> [To do]: Output every line below exactly.

> [Provided records]:
--
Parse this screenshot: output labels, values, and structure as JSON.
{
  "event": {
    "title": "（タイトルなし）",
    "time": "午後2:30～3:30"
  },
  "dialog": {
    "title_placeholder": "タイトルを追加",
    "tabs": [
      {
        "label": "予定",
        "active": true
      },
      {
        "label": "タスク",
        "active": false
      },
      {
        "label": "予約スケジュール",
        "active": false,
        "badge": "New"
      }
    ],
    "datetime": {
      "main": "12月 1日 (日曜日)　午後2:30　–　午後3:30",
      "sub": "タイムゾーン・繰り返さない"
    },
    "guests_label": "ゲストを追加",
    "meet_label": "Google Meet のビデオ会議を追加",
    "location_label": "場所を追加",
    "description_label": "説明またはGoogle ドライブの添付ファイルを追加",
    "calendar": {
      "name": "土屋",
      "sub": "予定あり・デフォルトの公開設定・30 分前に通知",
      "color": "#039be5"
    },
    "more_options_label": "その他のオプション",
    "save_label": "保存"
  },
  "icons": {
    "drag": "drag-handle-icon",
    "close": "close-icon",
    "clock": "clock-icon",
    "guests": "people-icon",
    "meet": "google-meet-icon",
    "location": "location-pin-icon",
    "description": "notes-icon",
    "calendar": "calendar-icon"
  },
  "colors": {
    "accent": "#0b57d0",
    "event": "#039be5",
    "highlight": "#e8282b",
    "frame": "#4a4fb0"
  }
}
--
> [Solution for this exercise]:
Parse this screenshot: output labels, values, and structure as JSON.
{
  "event": {
    "title": "（タイトルなし）",
    "time": "午後2:30～3:30"
  },
  "dialog": {
    "title_placeholder": "タイトルを追加",
    "tabs": [
      {
        "label": "予定",
        "active": true
      },
      {
        "label": "タスク",
        "active": false
      },
      {
        "label": "予約スケジュール",
        "active": false,
        "badge": "New"
      }
    ],
    "datetime": {
      "main": "12月 1日 (日曜日)　午後2:30　–　午後3:30",
      "sub": "タイムゾーン・繰り返さない"
    },
    "guests_label": "ゲストを追加",
    "meet_label": "Google Meet のビデオ会議を追加",
    "location_label": "場所を追加",
    "description_label": "説明またはGoogle ドライブの添付ファイルを追加",
    "calendar": {
      "name": "土屋",
      "sub": "予定あり・デフォルトの公開設定・30 分前に通知",
      "color": "#039be5"
    },
    "more_options_label": "その他のオプション",
    "save_label": "保存"
  },
  "icons": {
    "drag": "drag-handle-icon",
    "close": "close-icon",
    "clock": "clock-icon",
    "guests": "people-icon",
    "meet": "google-meet-icon",
    "location": "location-pin-icon",
    "description": "notes-icon",
    "calendar": "calendar-icon"
  },
  "colors": {
    "accent": "#0b57d0",
    "event": "#039be5",
    "highlight": "#e8282b",
    "frame": "#4a4fb0"
  }
}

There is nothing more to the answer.